“It was an enormously high honor for me to stand with the board of directors of the Leaders Network and present Mr. Paul Adams III with the Dr. Martin Luther King Jr. Education Award,” said Rev. Ira Acre, pastor of Greater St. John Bible Church in North Lawndale and co-chairman for the Leaders Network, on a Facebook post. “Mr. Adams is a living legend and precious jewel serving on the West Side.”

But with all the accolades Adams often receives, both locally and nationally, the 77-year-old husband and father said all he wants to do is increase educational opportunities for youths, especially black youths.

“We have the power in this community to make changes in our lives, but for some reason we [blacks] get ‘comfortable’ with our situation and are reluctant to make changes,” said Adams, executive chairman of Providence St. Mel. “But from my point of view a quality education changes all of that.” 

One obstacle Adams said he runs into when recruiting students to Providence St. Mel are parents opting to send their children to charter schools. 

“Our competition is charter schools. Parents have told me they cannot afford a private school and prefer to send their students to public schools,” explained Adams. “I understand a lot of parents are struggling financially but it is so important that we preserve our future and that starts with educating the next generation of leaders.”

Providence St. Mel, 119 S. Central Park Ave., is an independent, private school with a current enrollment of 400 students, and serves grades kindergarten through 12th. The former Catholic school offers college preparatory classes, sports, clubs, and different programs including a summer international program.

The Archdiocese of Chicago previously operated Providence St. Mel, which was created in 1969 with the merger of Providence High School and St. Mel High School. In 1978, the Archdiocese announced it was closing the school during Adams’ tenure as principal. 

However, Adams refused to let the doors close and spearheaded a community campaign to raise money to operate the school independently. His effort was made possible after the Archdiocese donated the school’s campus to Adams. And during the 1980s, Providence St. Mel expanded to include elementary grades.

Annual tuition at Providence St. Mel is $8,000, but Jeanette Butala, president of the school, said the average family receives financial aid from the school and pays only $200 per month. But tuition payments do not make up it’s nearly $8 million a year budget.

“Only 15 percent of students pay the full tuition, which accounts for $1.8 million a year. The rest of the budget is made up with fundraising and private donations,” said Adams, who added the school’s capacity could hold 800 students. “My mother made sacrifices so I could attend a private school and I encourage all parents to do the same.”

Adams said that there students who attend the school who live as far away as suburban Naperville.
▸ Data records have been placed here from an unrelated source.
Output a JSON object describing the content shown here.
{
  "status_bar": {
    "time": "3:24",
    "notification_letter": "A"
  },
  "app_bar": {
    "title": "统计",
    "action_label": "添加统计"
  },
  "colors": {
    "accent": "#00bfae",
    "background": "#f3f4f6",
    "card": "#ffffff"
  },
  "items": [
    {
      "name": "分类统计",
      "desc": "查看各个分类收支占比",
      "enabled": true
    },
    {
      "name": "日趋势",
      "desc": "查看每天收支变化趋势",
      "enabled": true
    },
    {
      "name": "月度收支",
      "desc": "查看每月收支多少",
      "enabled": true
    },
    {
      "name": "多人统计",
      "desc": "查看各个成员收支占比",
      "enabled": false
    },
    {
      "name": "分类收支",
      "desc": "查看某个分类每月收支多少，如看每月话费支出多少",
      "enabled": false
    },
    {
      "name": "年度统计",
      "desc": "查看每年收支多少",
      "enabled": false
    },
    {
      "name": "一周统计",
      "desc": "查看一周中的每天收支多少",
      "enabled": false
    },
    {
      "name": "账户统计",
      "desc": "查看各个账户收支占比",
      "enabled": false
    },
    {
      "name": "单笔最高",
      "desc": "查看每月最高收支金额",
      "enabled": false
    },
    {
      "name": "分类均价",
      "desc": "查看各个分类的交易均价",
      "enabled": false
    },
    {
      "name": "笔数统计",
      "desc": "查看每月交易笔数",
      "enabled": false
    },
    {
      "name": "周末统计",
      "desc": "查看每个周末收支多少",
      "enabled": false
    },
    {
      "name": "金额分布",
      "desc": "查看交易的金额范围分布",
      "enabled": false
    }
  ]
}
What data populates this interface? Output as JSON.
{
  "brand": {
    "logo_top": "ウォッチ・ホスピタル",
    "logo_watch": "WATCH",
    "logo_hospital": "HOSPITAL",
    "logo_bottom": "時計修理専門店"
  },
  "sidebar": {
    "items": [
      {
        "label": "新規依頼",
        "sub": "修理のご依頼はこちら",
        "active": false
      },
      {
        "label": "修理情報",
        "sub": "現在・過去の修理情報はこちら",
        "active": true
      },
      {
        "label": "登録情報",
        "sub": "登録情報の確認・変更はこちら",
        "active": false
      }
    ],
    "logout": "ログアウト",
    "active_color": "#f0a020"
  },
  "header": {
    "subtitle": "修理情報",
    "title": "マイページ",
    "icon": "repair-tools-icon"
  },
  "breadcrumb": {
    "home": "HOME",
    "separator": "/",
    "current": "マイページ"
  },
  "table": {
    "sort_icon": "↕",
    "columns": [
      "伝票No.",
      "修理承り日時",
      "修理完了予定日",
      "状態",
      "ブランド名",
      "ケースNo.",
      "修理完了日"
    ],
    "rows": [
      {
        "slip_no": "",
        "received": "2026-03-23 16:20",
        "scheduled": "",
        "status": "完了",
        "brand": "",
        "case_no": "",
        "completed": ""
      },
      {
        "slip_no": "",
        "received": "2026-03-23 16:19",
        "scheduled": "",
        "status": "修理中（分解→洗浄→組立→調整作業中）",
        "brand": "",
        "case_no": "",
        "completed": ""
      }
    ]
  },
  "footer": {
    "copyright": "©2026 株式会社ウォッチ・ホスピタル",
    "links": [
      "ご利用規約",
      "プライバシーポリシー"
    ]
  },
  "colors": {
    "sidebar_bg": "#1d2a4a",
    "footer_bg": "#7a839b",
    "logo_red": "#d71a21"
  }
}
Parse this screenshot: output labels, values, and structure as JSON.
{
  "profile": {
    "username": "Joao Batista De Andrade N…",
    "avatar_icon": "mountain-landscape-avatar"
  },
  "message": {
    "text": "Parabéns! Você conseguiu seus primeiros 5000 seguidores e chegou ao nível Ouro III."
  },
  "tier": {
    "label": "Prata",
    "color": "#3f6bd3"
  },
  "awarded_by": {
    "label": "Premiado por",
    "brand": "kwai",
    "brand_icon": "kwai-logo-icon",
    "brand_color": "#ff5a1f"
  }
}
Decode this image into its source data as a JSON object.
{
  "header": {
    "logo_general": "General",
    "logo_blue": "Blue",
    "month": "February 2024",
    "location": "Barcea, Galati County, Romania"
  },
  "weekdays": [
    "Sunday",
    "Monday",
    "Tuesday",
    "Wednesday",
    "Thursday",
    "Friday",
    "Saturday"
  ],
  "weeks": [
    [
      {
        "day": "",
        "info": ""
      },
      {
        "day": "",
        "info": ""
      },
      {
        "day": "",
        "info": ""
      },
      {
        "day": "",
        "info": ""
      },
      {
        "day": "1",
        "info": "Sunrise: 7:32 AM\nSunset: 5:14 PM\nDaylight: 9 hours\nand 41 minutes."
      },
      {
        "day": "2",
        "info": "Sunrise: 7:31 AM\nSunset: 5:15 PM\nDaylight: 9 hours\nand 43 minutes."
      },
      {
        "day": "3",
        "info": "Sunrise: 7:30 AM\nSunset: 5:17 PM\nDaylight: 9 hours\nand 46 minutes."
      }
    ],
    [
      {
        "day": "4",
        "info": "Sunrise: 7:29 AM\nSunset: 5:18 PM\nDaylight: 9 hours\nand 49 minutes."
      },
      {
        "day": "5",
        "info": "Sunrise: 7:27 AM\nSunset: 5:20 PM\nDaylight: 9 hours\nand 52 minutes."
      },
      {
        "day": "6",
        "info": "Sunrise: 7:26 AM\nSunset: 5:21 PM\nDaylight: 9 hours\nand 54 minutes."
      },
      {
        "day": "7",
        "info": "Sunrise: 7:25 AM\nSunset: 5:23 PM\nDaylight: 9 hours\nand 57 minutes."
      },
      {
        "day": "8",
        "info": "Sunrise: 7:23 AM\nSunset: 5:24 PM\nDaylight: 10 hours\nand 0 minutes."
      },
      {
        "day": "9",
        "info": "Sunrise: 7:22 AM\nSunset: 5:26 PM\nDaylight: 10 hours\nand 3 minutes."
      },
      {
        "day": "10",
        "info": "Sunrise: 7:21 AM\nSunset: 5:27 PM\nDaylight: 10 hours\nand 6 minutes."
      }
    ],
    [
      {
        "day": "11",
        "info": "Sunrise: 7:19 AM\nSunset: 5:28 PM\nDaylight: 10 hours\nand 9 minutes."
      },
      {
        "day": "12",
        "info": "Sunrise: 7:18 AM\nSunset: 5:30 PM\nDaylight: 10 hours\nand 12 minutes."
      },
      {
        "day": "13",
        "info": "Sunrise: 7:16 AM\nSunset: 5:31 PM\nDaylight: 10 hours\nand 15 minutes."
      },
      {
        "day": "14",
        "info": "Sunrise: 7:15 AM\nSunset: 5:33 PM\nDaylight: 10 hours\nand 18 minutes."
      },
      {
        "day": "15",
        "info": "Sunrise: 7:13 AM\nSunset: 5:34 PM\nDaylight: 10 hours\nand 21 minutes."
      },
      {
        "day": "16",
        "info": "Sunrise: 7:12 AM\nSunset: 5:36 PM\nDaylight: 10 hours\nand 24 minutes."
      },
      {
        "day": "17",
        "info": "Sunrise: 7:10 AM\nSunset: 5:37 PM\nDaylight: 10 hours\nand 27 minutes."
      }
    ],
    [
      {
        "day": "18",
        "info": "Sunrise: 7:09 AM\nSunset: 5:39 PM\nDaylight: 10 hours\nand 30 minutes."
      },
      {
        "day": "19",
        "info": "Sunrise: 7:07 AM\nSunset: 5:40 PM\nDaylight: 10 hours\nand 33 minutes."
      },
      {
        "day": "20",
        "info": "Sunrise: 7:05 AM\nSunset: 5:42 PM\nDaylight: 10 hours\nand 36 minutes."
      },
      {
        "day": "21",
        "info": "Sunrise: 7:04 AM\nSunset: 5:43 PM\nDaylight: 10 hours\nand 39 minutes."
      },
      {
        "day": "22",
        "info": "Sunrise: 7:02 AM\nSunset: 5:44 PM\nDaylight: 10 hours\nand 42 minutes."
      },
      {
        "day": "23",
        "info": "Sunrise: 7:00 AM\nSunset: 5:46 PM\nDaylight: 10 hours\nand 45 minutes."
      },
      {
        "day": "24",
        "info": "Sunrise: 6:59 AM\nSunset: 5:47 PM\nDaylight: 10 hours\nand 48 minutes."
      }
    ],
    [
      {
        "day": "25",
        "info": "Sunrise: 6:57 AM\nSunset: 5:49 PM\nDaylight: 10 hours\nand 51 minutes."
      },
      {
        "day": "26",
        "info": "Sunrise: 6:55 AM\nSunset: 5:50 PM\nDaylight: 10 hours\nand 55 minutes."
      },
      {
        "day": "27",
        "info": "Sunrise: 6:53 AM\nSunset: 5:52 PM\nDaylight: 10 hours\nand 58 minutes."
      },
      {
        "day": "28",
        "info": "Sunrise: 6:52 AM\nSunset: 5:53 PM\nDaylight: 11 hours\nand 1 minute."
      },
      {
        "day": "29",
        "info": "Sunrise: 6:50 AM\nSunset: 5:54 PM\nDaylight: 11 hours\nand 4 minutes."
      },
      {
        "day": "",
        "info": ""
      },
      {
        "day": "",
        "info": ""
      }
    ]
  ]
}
“There are students who live in Schaumburg, on the South Side and other far places that attend our school,” added Adams, who lives across the street from the school. “Providence St. Mel is a school whose students are predominately black and 88 percent of its teaching staff have advanced degrees.”

According to Adams, the school has had a 100 percent college acceptance rate since 1978, and 74 percent of its students graduate from college in four years opposed to the national average of 51 percent.

“Our students attend some of the best colleges and universities in the country like Harvard, Stanford, Northwestern, and Howard University,” contends Adams, the oldest of four siblings. “Any student who graduates from here will be ready to succeed in life after college. We prepare our students to be leaders, thinkers and game-changers.”